KATHMANDU, Jan 18: Until two decades ago, Ram Kumari Shrestha, now 85, never imagined that she would have to face such a severe water crisis in her twilight years.
A quintessential Kathmanduite, Ram Kumari said whe she was young she never knew what water shortage would be like. "Water was not scrace at all," recalls she. "Besides, we also had wells and public taps in our neighborhood."
Ram Kumari is now more worried about the future. "As of now, we have somehow managed to get water," says she. "But, I worry for the coming generations. I fear the day when there will be not a drop to drink."
Dhoka Tole is one of the areas worst affected by water crisis in Kathmandu. The Kathmandu Upatyaka Khanepani Limited (KUKL), the sole authority responsible for distributing water in the valley, has listed Tahachal, Bafal, Kalanki and Ason as the worst affected areas.
According to Ram Kumari, with more houses built in her neighborhood, the same source of water had to be distributed among more households.
People queue for water at Mangalbazaar, Lalitpur. (Photo: Dipesh Shrestha/Files)
Ramila Maharjan, 35, who is also a resident of Ason, spends Rs 300 every week to buy bottled water in jars. In addition, she wakes up early every morning to fetch just a pail of water from an old stone spout. "I am suffering from leg cramps," says she. "But, I have to get water from the spout every morning."
Ramesh Maharjan, a resident of Dhoka Tole, says the mismanagement in distribution of water has added to the problem. "In our city, water shortage is rampant," says he. "But, we can minimize the problem by improving out distribution system. The KUKL has not addressed this issue."
In Bafal area of Kathmandu, the locals are now collectively digging a deep-bore well to tackle the water crisis. They have paid Rs 2,000 per household for the well. "We are facing multiple problems because of water crisis," says Pradip Khakurel, who runs an electronic shop in Bafal. "We are desperately looking for an end to the problem. Maybe, the answer lies in deep-bore well."
In the last 10 years, the population of the Kathmandu Valley has increased to 2.51 million from 1.7 million in 2001, according to the 2011 national census.
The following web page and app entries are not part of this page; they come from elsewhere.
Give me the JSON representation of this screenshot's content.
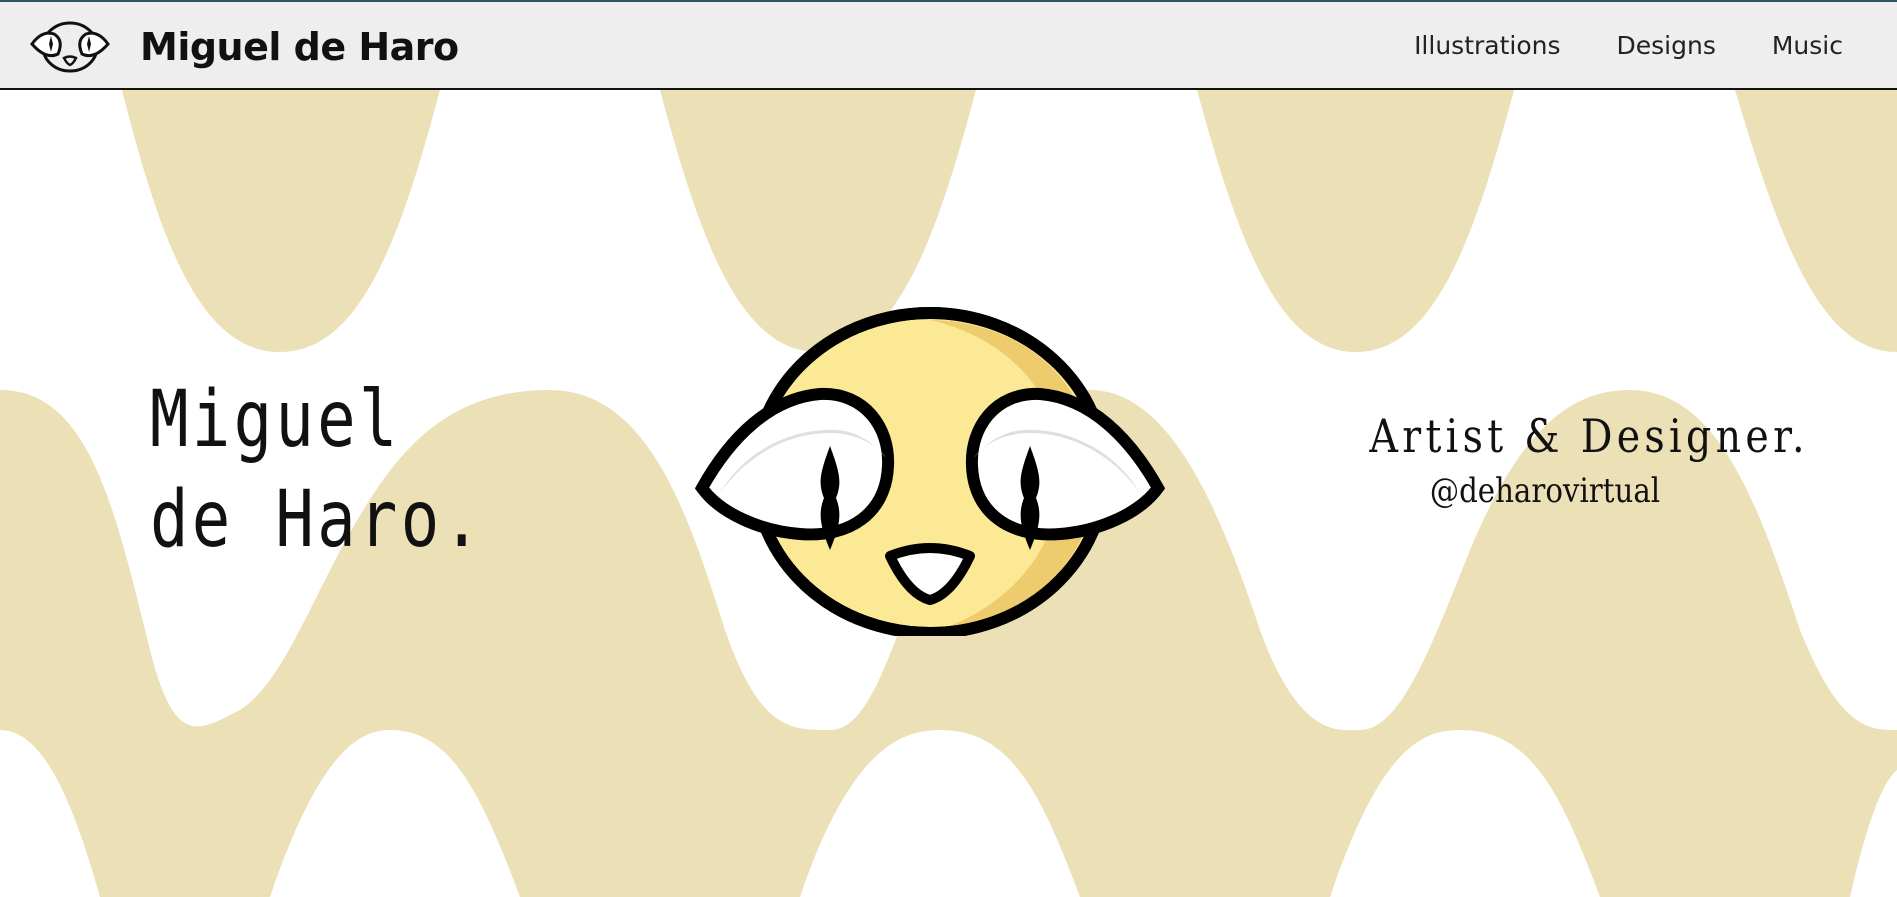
{
  "header": {
    "site_title": "Miguel de Haro",
    "logo_icon": "mascot-face-icon",
    "nav": [
      "Illustrations",
      "Designs",
      "Music"
    ]
  },
  "hero": {
    "name_line_1": "Miguel",
    "name_line_2": "de Haro.",
    "tagline": "Artist & Designer.",
    "handle": "@deharovirtual",
    "mascot_icon": "yellow-mascot-face-icon"
  },
  "colors": {
    "header_bg": "#eeeeee",
    "page_bg": "#ffffff",
    "wave": "#ece0b6",
    "mascot_yellow": "#fbe995",
    "mascot_shade": "#eecb6c",
    "eye_white": "#ffffff",
    "eye_shade": "#e2dfd8",
    "outline": "#000000"
  }
}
With sharp increase in population, the demand for water has also naturally gone up. But, the supply system remains the same, hence the deterioration of the problem.
Currently, the Kathmandu Valley needs 350 MLD (million liters per day) of water. But, even in rainy seasons, KUKL is able to supply only 149.62 MLD. And, during the dry season, the supply dwindles to just 90.59 MLD in the valley. Hours-long power outage also prevents KUKL from pumping sufficient ground water during dry season.
As KUKL supply remains erratic and unreliable, an increasing number of Valley residents are now dependent on the water supplied by private suppliers. Some families have not even installed the government tap.
As things stand now, even the much-delayed Melamchi Drinking Water Project will be unable to quench the thirst of Kathmanduites. Experts said that by the time Melamchi water starts coming to Kathmandu, demand here will have risen to much higher level than the supply so there will still be shortage.
Milan Kumar Shakya
Spokesperson, Kathmandu Upatyaka Khanepani Limited (KUKL)
What is KUKL planning to deal with water shortage?
Today, demand of water is very high. But, production of water is decreasing day to day. Load-shedding is one major obstacle in producing more water. Likewise, leakage is another serious problem. In Kathmandu, 40 per cent of the total collected water is wasted through leakages. People don´t have a feeling of sharing. Rather, they compete with each other to collect as much water as they can. By observing these problems, KUKL has been supplying water in shortage-hit areas by tankers. We are discussing other options to deal with this problem, too.
Has weak management on the part of KUKL also worsened water shortage?
Yes, of course. In the first place, we are unable to get sufficient water from our sources. And, we are also unable to supply available water properly. People have to develop some sense of cooperation and coordination to get rid of this crisis. Meanwhile, KUKL has launched a program called "Distribution Improvement" with the objective of maintaining or changing the old water pipes and fix leakage problems.
How long will people have to wait for water of Melamchi river?
Melamchi is only solution to the present water crisis in Kathmandu Valley. But, at this moment, I cannot say when this project will be completed. Last month, our whole team reached there to see its progress. But, we were disappointed at the slow progress made in Melamchi project. Melamchi´s contractor has stopped the construction work. Melamchi, without which the scarcity will not come to an end, is still far from us.
What are your further plans? Is there any good news for the residents of the valley?
As I said earlier, there are many upcoming plans, which will not completely solve the problem but at least reduce water crisis. Melamchi would be the good news for valley as it can only solve the entire problem.